In classic action movie style, Chen faces a series of increasingly challenging opponents before reaching the top man. Suzuki’s number two guy gets the most spectacular death (disarmed and impaled by his own sword, all in one move), but the definitive duel is with the boss’ massive Russian bodyguard, Petrov (Robert Baker). We know this guy is a contender because he’s earlier shown pounding nails into a board bare handed as easily as if he were driving pencils into Styrofoam. Indeed, with his reach and power, he gives Chen a run for his money. While Petrov’s fighting technique is formidable, it is also rigid. Chen adapts and improvises, like when he gets out of a potentially fight- ending arm bar by biting Petrov’s leg. Chen controls the fight from the start, and once the Russian giant starts looking scared, it’s all over.
Chen : Tell me the truth. No more lies. If I turn myself over to you, will you leave the Ching Wu School alone? The truth!
Inspector : You have my word on it. Don’t worry, on my word of honor.
Chen : Now you hear this! I will accept punishment for the lives I took. You just leave this school alone!
This fight is also the origin of one of Lee’s most iconic moments, the psychedelic slow-mo double exposure effect of him centering his strength. Maybe it was supposed to be Petrov’s point of view after all those blows to the head, but whatever the reason, it is stunning. Twenty-seven years before The Matrix, there was Bruce Lee. It’s not as great as the scram guy, but I love seeing Suzuki slowly receding behind the door as Chen finishes off his Russian ringer. He’s smart enough not to take on Chen empty handed, not that his katana is going to help once Chen brings out the nunchucks.
As with The Big Boss, things don’t end on a high note. That fate was sealed when Chen promised his fellow Jing Wu fighter and fiancée, Yuan (Nora Miao), to take her to a place where their dreams would come true. That kind of starry-eyed optimism always spells doom. And not to point fingers, but once again, the actions of Lee’s character leads to the brutal murder of most of his friends.

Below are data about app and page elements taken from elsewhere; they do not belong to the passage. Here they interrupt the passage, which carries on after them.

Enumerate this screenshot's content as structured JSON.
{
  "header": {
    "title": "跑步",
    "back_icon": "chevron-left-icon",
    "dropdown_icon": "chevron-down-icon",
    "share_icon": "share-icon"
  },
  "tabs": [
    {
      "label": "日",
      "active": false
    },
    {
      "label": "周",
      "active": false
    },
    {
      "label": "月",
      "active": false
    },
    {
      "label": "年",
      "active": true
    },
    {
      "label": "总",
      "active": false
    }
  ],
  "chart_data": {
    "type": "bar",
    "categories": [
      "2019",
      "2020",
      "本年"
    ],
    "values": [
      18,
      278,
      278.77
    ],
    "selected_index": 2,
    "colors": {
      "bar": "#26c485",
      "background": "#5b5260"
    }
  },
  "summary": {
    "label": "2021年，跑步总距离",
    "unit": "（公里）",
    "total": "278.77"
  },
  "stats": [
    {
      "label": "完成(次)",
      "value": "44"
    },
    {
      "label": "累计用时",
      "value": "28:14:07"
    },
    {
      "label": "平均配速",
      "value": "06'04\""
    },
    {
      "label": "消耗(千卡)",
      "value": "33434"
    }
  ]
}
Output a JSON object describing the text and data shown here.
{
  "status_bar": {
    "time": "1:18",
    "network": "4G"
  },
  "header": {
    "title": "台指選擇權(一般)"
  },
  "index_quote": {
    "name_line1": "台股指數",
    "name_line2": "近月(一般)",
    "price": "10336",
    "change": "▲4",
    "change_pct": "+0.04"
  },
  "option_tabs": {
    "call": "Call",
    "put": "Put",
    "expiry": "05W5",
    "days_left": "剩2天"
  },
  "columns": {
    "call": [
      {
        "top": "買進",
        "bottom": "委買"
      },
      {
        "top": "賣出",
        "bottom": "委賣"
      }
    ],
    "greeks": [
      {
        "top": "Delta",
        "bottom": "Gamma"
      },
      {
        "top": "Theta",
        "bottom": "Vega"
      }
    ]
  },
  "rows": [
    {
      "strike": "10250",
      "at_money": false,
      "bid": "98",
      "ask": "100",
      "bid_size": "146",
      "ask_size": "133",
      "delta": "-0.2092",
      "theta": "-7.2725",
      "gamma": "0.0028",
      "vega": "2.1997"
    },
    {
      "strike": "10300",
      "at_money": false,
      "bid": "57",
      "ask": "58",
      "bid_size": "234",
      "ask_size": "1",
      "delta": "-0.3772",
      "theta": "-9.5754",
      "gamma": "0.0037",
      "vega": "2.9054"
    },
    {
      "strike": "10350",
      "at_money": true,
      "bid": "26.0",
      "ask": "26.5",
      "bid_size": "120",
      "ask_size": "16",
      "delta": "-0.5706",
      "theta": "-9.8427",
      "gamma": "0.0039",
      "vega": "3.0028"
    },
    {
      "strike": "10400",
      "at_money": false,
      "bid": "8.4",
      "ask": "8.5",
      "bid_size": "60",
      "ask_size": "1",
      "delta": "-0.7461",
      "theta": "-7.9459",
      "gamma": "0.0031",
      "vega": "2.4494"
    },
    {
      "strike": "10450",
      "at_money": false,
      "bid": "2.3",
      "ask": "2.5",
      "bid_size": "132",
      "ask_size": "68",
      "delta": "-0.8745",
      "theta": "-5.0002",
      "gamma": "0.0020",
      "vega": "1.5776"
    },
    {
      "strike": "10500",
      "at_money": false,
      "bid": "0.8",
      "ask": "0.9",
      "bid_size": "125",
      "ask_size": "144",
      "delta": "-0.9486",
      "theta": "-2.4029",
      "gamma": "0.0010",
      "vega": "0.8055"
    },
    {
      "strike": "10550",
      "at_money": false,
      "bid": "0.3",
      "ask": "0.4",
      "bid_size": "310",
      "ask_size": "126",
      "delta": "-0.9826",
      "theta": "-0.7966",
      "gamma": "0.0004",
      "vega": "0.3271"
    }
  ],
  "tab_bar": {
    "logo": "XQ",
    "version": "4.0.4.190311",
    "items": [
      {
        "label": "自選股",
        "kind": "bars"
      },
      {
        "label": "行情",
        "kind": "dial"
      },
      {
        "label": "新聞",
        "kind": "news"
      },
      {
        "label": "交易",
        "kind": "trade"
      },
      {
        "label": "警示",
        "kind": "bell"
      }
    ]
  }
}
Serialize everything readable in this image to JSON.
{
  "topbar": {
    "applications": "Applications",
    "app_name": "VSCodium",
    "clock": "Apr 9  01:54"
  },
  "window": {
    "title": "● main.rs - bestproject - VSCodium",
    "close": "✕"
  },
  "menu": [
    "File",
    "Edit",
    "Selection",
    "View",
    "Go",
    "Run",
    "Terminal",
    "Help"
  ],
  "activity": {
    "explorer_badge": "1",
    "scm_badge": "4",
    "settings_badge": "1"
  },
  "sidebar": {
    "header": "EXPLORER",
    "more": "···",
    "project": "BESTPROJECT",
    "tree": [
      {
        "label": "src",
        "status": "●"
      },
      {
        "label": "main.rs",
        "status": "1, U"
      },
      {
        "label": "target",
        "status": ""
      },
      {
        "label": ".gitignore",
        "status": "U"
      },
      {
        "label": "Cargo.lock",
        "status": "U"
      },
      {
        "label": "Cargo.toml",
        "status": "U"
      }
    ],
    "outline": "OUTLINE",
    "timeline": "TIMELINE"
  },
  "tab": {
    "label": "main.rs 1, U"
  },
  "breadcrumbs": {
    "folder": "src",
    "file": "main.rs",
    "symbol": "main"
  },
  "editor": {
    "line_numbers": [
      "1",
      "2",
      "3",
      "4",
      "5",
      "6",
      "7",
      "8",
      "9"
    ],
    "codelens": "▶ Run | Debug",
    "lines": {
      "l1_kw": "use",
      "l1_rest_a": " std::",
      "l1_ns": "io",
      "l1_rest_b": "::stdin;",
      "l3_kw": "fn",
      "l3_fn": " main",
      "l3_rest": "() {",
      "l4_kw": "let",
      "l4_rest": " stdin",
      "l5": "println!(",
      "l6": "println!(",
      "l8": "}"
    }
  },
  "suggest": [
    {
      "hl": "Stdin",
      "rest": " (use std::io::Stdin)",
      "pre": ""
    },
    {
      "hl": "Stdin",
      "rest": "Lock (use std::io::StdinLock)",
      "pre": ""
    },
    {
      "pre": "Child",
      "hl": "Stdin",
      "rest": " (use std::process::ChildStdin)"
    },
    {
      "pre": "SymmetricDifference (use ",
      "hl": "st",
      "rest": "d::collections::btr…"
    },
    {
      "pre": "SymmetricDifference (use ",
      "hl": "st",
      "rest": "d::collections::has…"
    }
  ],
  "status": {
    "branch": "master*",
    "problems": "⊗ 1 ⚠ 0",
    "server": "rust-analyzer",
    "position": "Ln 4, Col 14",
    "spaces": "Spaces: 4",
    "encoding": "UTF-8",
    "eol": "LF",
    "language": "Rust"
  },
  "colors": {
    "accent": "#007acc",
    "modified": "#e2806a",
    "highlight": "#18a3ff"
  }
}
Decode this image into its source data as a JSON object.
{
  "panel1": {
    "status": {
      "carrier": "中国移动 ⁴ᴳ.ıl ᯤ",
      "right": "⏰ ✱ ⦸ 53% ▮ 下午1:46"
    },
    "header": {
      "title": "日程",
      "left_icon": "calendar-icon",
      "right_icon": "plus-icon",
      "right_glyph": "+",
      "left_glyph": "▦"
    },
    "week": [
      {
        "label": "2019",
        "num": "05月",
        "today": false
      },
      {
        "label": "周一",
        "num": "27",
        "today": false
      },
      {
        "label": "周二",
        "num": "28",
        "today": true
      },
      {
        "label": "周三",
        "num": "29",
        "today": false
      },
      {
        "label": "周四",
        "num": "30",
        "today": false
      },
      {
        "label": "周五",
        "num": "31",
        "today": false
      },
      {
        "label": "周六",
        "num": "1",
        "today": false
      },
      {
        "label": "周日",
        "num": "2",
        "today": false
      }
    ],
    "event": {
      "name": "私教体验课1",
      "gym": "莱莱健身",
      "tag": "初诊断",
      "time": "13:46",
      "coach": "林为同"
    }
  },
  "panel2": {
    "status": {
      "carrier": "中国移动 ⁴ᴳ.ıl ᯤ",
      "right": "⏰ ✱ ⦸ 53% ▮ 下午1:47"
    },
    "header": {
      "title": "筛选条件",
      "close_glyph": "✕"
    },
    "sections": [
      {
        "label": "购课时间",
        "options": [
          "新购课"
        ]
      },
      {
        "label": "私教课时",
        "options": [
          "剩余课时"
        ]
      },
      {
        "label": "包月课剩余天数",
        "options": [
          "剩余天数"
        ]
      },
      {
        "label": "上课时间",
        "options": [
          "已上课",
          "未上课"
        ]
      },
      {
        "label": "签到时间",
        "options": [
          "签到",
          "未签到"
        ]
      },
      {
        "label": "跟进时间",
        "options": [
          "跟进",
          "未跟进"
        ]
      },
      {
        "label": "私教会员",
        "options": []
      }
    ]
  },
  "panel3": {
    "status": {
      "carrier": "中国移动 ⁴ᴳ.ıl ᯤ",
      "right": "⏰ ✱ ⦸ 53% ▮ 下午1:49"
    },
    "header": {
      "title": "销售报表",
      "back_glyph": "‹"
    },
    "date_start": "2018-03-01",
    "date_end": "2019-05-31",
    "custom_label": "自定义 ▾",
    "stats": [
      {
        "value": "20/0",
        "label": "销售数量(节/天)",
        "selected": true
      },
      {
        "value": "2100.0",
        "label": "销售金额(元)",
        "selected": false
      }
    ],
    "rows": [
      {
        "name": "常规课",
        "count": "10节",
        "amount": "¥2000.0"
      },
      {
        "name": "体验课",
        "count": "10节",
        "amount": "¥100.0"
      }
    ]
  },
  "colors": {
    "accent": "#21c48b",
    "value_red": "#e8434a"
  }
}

This grim, reoccurring theme might have been one of the reasons Lee parted ways with Wei Lo (in addition to the director’s uncomfortably nationalist tone, that Lee didn’t care for). Even with this bummer of an ending, Lee finishes the movie in style. I dare anyone not to smile at that final shot. While Fist of Fury has its flaws, it is the film that finally does Bruce Lee justice. A bona fide classic all the way. And speaking of Way…see you next time.